Instead, what we should do is teach children and parents the value of going out to support their local art institutions. Public music education should drive home the importance of being a cultured individual and then let that individual go out to experience all that America’s diverse culture has to offer. They need to be taught that it takes individual giving in order for cultural institutions to thrive. Culture is nothing more than a unique experience which only it can deliver, and people need to give money to community cultural programs which they feel are important. These programs, such as orchestras and other classical music establishments, need to learn how to become inclusive environments which invite their community in to learn about and experience what their form of art has to offer. I’m confident that the power of classical music will always profoundly reach Americans; not because we’re told it’s supposed to in school, but because that’s what it does all on its own.
As America’s cultural diversity grew, the world of European based classical music failed to grow with it. Consequently, its audience has shrunk to less than 4% of the population and it has found itself at the fringes of a society that doesn’t play by their old rules. You can’t expect people to value what classical music has to offer simply because it is classical music. So where does this leave us? It finds us in a place where classical music has to compete with all other forms of culture that exist in America. And with a mass media driven society, the competition is only going to grow fiercer. I feel that the mass market vehicle is not the approach classical music establishments should follow, yet at the same time they can no longer rely on their ancestral European model of government funded support either. Instead, it needs to reach out to the multitude of American’s it has neglected over the past 50 years. They’re out there, you just have to start talking to them and letting them discover just how meaningful classical music can be.

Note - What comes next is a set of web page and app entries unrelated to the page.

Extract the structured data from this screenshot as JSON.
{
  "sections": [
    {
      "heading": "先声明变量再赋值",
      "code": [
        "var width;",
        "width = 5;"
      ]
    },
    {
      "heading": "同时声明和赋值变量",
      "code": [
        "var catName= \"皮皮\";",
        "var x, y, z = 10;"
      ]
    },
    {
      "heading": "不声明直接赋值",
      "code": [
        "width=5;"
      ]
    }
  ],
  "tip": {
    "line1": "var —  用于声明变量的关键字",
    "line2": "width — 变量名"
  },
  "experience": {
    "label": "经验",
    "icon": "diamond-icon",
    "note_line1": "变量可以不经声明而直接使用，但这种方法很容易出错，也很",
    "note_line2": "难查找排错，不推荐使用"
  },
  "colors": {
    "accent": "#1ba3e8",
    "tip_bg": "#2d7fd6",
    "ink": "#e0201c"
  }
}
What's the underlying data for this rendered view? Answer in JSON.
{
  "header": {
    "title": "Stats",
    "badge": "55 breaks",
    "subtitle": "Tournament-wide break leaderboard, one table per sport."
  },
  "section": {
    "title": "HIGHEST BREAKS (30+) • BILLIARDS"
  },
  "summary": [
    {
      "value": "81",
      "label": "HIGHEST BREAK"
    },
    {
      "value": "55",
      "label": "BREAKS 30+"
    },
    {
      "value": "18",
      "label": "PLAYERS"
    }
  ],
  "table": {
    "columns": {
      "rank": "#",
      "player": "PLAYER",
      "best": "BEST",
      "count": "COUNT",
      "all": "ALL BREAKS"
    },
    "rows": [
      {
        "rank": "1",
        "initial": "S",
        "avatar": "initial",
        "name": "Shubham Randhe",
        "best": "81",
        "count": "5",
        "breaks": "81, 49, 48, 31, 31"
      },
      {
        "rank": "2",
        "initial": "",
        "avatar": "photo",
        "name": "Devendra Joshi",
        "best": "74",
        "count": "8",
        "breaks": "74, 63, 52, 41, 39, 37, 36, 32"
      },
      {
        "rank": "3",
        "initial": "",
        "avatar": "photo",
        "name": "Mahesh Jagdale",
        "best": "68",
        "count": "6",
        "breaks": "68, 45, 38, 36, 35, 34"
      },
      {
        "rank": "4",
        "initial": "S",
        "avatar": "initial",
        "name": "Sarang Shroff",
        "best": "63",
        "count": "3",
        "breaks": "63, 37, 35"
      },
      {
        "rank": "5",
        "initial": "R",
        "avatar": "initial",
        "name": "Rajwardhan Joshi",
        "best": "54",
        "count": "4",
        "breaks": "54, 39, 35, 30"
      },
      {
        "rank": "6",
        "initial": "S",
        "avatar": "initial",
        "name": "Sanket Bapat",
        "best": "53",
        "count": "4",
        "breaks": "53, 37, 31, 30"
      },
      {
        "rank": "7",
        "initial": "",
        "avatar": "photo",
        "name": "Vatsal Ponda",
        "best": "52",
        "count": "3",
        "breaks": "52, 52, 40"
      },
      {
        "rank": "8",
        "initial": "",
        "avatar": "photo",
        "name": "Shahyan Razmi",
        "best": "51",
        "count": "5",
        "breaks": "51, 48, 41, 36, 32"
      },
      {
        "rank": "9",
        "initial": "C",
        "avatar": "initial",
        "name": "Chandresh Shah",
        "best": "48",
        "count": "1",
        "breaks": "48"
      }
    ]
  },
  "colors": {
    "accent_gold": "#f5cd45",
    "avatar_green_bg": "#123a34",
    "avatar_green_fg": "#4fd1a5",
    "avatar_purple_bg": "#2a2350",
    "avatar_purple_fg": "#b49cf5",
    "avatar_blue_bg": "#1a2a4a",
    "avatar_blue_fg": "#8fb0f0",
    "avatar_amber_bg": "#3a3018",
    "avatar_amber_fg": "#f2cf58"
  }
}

Now that you’ve taken the time to hear me out, what are your thoughts? Does America need to buckle down and push for government sponsored culture as much as our European cousins, or should they promote the value of culture in general and let individuals decide for themselves? Perhaps you see another solution altogether. Either way you should write a letter to the editor
and make your voice heard.